Every week there is a night market in Rotorua that draws hundreds of people to eat and be entertained. This week I roamed the stalls with some friends—one being a high school teacher—who constantly bumped into students, whether past or current.
She lamented that because of this she always had to be “on”—watching what she was wearing, eating and how full her mouth was when she spoke.
Then, with a throwaway line, she said: “If I want to go clubbing, I have to drive an hour and a half to the next city.”
Without flinching, another friend in our group chimed in with the same storyline: “My friend’s a youth pastor and we had to have my birthday celebration in a different city because she didn’t want to be seen to be in a bar in Rotorua.”
It was treated lightly, a comical and funny situation that was an adverse effect of choosing these professions. But I also found it really sad, the fact that there is so much perceived judgement and ‘watching’ that people feel like they have to run away to a different place to be themselves and enjoy life the way they want to.
I also found it a real indictment on our organisations not allowing for people to be humans, but rather holding up as a high water mark perfection or unblemished morality.
Now, don’t get me wrong, I think we need to have standards and I’m well aware that teenagers can be very impressionable regarding what is right and wrong, but I also think that a youth pastor who wants to have a few alcoholic drinks in public should be able to do so!
The dating [seen]
Apart from alcohol, one of the other big implications I have witnessed is in the area of dating. Too often I have seen people held up on a pedestal and revered in an almost super-human way. Often this is because the person is a great leader or has a way with people which is either profound or meaningful in some way.
But then when it comes to this person finding another to court—that is, not even date—they have often been burdened by the gaze or careful watch of others.
Sometimes this is because they are admired or revered, so people want the best for them. However, too often this pressure has felt consuming or overwhelming.
Why can’t we allow young people to explore the dating arena, without judgement or oversight, to see what might eventuate, even if it means they’ll get hurt or make a bad decision? Especially if they’re a leader or up the front of people in some way—they still have the same pressures of life to wrestle with.
Shoot, heaven forbid they start dating! I have counselled far too many young people who are dating and feeling the pressure from knowing whether or not the relationship is secure and stable, let alone having to contend with the weight of what others are heaping on them too.
As Patrick Dodson says, expectations kill relationships.
Recently I was talking to a friend who had broken up with his girlfriend of over a year. He said he felt awful, and it wasn’t just because the relationship had ended.

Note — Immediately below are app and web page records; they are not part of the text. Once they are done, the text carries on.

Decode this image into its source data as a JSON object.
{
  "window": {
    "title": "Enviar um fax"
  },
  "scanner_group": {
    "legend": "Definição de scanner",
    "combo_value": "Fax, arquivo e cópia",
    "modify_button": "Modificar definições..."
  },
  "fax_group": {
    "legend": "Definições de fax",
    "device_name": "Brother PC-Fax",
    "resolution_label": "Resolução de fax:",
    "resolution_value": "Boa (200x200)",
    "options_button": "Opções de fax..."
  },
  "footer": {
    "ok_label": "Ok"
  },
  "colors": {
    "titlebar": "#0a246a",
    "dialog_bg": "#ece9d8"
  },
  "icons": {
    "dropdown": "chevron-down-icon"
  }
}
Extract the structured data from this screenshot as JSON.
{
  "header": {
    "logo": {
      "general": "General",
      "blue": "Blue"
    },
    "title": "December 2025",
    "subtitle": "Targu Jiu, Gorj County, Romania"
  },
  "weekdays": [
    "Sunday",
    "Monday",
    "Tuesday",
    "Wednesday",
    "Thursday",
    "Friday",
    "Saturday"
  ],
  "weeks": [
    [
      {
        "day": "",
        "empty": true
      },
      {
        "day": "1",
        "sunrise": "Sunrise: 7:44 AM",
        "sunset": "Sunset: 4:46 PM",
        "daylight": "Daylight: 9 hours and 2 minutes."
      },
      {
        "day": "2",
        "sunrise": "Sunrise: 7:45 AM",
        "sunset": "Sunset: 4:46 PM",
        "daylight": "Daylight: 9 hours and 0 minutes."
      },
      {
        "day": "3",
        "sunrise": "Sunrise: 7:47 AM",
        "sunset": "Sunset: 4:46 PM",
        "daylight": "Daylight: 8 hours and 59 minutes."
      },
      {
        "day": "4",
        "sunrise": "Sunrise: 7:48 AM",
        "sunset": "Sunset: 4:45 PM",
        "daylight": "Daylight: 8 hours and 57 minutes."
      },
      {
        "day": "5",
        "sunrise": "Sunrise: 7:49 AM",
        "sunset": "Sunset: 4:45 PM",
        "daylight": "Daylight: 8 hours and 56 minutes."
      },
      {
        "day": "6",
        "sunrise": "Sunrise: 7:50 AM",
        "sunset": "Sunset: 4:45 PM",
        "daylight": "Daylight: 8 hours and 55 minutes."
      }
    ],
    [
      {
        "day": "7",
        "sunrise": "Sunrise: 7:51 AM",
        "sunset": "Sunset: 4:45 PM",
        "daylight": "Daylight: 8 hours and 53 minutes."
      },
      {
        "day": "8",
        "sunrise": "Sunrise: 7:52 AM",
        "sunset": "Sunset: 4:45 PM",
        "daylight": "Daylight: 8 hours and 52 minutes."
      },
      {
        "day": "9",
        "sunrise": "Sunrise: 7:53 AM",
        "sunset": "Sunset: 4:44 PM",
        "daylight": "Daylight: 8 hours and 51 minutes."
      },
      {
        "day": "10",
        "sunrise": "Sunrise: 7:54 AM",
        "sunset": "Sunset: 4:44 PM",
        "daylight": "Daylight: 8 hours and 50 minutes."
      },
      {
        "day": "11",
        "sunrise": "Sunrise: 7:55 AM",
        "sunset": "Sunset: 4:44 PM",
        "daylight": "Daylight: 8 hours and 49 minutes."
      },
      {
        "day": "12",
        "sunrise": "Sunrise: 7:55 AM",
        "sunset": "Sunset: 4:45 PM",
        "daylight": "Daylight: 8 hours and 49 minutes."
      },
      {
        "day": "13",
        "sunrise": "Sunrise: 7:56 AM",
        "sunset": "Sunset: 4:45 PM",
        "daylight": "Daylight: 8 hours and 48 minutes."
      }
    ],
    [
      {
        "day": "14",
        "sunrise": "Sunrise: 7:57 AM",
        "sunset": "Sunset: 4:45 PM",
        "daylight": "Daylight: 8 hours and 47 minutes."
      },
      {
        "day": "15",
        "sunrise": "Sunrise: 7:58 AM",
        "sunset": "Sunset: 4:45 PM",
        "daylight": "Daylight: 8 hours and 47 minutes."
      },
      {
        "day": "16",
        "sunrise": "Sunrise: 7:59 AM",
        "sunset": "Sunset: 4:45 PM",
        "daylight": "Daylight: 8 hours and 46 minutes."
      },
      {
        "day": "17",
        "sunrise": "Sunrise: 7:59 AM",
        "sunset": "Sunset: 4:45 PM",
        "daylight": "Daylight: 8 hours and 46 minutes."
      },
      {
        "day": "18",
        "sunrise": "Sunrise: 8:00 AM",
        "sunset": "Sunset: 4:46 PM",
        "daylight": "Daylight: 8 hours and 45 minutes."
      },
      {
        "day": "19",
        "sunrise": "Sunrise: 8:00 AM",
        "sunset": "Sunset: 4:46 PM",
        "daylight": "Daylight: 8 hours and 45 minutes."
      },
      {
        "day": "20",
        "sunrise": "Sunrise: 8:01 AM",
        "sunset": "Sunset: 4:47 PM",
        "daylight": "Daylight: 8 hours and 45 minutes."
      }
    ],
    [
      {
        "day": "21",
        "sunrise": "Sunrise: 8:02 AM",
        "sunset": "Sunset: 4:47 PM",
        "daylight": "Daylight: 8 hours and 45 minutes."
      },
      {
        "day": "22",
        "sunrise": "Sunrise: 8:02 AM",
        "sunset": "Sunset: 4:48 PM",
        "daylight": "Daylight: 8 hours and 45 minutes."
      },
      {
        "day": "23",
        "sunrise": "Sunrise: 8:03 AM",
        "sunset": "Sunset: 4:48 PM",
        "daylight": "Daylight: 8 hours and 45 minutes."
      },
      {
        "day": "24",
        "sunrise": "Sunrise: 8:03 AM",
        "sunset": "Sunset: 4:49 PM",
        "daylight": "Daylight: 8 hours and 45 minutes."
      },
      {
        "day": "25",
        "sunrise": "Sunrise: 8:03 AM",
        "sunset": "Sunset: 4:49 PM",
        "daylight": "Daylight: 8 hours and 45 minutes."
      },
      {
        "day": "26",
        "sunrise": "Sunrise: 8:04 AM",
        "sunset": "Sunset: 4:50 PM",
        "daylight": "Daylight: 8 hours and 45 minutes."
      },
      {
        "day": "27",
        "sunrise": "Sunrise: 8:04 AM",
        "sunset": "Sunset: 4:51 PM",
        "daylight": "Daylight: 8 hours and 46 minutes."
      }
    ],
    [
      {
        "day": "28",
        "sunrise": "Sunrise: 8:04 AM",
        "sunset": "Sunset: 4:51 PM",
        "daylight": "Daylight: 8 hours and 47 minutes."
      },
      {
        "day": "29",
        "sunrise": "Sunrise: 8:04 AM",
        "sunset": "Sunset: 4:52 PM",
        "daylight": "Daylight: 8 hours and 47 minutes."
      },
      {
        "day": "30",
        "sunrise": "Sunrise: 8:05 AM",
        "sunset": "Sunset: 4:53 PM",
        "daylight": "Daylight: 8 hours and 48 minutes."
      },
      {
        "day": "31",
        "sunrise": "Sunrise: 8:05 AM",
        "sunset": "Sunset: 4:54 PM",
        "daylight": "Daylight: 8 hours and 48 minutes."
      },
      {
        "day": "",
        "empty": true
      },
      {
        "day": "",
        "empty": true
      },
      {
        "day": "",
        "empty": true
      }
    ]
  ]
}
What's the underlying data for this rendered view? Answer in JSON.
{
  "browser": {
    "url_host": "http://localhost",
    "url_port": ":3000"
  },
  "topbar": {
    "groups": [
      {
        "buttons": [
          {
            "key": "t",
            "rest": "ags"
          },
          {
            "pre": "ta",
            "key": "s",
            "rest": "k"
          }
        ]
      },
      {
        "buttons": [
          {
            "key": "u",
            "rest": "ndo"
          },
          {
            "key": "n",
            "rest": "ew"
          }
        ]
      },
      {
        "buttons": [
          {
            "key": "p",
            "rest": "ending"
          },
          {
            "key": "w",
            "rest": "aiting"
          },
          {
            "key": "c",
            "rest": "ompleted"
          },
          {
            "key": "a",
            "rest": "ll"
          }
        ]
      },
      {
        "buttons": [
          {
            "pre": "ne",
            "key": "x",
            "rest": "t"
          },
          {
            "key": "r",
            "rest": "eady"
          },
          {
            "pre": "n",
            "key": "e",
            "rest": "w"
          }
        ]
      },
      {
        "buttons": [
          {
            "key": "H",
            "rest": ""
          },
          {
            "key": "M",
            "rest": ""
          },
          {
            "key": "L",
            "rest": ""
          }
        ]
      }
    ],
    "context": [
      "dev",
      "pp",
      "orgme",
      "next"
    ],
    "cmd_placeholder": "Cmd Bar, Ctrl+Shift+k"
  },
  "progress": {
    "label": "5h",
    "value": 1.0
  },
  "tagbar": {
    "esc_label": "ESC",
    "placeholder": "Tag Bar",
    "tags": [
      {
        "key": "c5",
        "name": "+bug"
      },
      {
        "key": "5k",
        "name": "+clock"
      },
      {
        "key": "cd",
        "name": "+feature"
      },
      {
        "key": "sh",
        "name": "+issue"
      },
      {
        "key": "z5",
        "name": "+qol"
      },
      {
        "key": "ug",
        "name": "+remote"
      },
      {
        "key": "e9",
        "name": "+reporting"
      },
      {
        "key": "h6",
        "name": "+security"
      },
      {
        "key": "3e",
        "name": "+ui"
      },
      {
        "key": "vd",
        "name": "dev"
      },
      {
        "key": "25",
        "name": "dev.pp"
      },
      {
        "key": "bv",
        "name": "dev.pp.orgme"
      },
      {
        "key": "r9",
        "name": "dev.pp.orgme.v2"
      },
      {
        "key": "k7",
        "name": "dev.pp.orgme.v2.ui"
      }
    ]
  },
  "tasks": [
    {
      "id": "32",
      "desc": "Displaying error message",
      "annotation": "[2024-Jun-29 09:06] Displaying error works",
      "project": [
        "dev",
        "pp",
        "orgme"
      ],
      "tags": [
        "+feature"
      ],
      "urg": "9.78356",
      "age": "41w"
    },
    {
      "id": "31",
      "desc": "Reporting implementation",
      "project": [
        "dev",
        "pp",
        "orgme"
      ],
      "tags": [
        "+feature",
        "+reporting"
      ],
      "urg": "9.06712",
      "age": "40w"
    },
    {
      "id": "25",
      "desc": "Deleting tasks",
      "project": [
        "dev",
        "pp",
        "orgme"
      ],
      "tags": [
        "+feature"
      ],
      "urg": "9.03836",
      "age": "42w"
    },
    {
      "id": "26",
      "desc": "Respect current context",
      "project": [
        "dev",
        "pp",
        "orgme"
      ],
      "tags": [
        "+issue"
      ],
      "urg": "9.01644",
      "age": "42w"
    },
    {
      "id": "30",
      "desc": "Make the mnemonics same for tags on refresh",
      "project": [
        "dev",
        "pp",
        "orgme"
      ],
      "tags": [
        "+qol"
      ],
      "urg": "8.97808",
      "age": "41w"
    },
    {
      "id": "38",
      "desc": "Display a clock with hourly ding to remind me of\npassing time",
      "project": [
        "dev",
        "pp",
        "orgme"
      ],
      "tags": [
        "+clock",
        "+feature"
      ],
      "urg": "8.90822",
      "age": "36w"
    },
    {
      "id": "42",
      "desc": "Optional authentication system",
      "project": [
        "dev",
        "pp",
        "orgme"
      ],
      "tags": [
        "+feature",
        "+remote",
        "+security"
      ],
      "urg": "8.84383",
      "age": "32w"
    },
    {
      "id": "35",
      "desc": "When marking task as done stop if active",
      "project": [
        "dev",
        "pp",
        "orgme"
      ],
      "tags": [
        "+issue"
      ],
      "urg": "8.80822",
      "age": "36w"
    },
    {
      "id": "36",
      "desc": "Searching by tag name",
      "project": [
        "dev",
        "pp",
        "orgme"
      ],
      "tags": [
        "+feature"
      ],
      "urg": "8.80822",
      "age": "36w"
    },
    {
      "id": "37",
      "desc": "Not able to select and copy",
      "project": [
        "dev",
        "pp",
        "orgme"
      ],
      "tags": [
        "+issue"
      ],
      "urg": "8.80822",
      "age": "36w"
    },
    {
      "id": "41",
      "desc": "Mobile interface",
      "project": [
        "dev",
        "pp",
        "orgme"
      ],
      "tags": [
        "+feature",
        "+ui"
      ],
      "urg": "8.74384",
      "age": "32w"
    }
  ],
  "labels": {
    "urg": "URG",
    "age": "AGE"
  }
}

It was also the fact that he had been held up to be perfect: a “good Christian” and a “great leader.” But now that the relationship was over he felt like he didn’t have people to turn to, to talk about it.
“No!” I wanted to shout back at him.
We are not God! We are not even gods! We are humans, made in the image of a higher being that we are only able to reflect or shine brightly to those around us. We are still imperfect, and not every path ahead of us will be easy, smooth or free from mistakes.
The two of us decided that the church has created a bad culture of placing people on pedestals and that we need to be able to see the humanity that resides in all of us.
As one of my favourite rapper’s Shad says,
I used to want to find the love of my life
Now I'm trying to live a life of love
It's not just a husband and wife thing
It's something that Christ brings
We need to discover what grace really looks like and know that people are going to live their lives and not always make decisions that are perfect. This might even be an exercise in grace we need to be showing the world how to do.
My hope is that we can start to create a Christian culture that is not just healthier but also more attractive. And I’m hoping that you will want to be someone who brings this about with the leaders all around you.
Matt Browning is a storyteller and lover of ideas. He wants to see people live with more grace and love, and less judgement and condescension.
Matt Browning’s previous articles may be viewed at www.pressserviceinternational.org/matt-browning.html